The experience strategy documentation we created to guide the experience throughout the years has been held up as the gold standard in product/content design strategy work at Atlassian.
Our MVP experience showed a number of results:
- In-product, contextual help content showed a 20% improvement in self-reported helpfulness scores, getting us much closer to our 80% helpfulness goal.
- Customers were 16% more likely to try new features after reading about them in help articles, in context and in situ of the product experience.
- Help seekers who read in-product help complete key product actions faster, more frequently, and over a longer period of time.
Anecdotally, product teams raved about how easy it was to implement a help service in their products. Developers at the team level wrote internal blog posts encouraging teams to include in-product help as part of their definition of done, simply because of how easy it was to implement and the value they believe it drove for their experiences.
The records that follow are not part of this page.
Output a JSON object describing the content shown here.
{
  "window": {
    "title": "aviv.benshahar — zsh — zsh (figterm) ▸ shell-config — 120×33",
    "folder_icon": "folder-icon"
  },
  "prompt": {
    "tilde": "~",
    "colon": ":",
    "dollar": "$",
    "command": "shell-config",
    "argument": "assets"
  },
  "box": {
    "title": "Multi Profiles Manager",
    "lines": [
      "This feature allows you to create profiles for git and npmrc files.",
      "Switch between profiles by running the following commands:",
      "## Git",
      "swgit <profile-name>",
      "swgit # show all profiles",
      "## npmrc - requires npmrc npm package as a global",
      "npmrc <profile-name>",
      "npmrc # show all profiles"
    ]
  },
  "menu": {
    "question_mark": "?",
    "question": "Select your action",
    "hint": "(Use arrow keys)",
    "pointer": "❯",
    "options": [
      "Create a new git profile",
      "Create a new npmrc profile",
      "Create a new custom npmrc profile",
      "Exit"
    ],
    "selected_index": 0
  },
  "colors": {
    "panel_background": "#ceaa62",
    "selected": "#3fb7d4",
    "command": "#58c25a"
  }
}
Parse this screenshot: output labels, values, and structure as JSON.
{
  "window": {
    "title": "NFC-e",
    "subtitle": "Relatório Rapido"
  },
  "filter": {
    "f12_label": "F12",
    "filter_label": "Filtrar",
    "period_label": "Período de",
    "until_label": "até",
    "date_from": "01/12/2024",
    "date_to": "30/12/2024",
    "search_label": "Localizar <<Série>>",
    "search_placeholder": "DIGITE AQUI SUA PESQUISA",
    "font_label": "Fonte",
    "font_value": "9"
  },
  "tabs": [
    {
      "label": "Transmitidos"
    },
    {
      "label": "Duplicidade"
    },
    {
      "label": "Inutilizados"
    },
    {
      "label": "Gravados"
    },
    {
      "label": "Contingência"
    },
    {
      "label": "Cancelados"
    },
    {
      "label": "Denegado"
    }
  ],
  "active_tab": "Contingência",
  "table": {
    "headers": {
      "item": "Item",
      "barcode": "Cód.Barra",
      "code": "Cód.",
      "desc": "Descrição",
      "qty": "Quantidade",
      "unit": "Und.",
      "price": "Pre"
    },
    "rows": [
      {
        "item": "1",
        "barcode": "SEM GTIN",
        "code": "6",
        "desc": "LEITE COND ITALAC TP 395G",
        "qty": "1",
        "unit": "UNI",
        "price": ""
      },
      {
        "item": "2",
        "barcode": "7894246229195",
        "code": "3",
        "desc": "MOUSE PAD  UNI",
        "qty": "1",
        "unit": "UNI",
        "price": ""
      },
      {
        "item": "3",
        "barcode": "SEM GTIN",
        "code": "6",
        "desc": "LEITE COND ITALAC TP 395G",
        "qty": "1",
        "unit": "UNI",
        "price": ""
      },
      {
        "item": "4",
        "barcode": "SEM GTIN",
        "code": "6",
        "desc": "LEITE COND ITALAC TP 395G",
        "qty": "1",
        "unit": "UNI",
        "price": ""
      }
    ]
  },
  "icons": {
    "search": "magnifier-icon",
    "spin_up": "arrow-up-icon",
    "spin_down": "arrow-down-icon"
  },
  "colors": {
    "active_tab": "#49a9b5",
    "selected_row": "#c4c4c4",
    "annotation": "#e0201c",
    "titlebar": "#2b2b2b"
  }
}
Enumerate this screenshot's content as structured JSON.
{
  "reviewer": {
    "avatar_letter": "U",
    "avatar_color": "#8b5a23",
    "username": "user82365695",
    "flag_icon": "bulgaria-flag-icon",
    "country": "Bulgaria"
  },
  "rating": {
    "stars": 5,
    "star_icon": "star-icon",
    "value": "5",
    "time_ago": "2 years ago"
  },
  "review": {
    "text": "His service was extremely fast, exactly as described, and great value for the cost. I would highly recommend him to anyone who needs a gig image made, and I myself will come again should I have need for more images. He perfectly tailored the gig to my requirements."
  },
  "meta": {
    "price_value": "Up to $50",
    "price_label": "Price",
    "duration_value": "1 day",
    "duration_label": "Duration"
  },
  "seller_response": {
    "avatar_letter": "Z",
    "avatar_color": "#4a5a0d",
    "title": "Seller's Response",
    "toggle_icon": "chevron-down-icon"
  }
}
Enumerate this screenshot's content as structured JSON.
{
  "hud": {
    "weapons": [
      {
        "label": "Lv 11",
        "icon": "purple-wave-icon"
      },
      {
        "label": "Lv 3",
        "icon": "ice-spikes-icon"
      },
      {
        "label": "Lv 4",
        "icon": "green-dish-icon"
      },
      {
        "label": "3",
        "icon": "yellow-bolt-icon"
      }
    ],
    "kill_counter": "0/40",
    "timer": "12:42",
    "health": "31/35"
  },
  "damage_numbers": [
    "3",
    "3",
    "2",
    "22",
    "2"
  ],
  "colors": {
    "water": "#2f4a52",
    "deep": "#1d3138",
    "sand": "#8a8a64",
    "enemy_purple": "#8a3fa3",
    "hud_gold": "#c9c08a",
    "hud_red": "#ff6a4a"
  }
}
This help experience, a personal project of mine, was fully funded in 2022. Atlassian funded a full product team (a PM, designer, and several engineers) to support this experience as it expands to more and more products.
I later helped expand the experience to include feature-flag-aware release note content, directly associated with the code as it’s deployed. But, that’s a whole other project in itself.
What I learned
This was a true case of using experimentation to build confidence in that value of an experience. I started scrappy, with a rented solution to prove the concept. Then, I moved into higher and higher fidelity, wider blast radius, and more complex use cases as we went. Some people call this Lean UX, but I never really fully grokked the term until practicing this approach during this project.
I learned a lot about storytelling and repetition. Since this project was never truly funded by Atlassian until the late stages of its development, I spent a lot of time learning how to advocate for our users and champion a solution that works for both our customers and the business. I learned how to speak product management, including learning SQL and what metrics were needed to tell a compelling business case. I also learned how to format strategies and recommendations so they inspire action from the business. Some of the best ideas die simply because we don’t take the time to communicate them properly.
I grew immensely over the life of this project. It was one of the first that I led completely autonomously, out of a desire to help the users that need it most - the ones that are lost and confused, that aren’t the bill payer or the admin, who may be forced to use a product they find complex, who are just trying to do their jobs in a modern age. I learned a lot about how to amplify their voices and prove the bottom line of experience-driven development.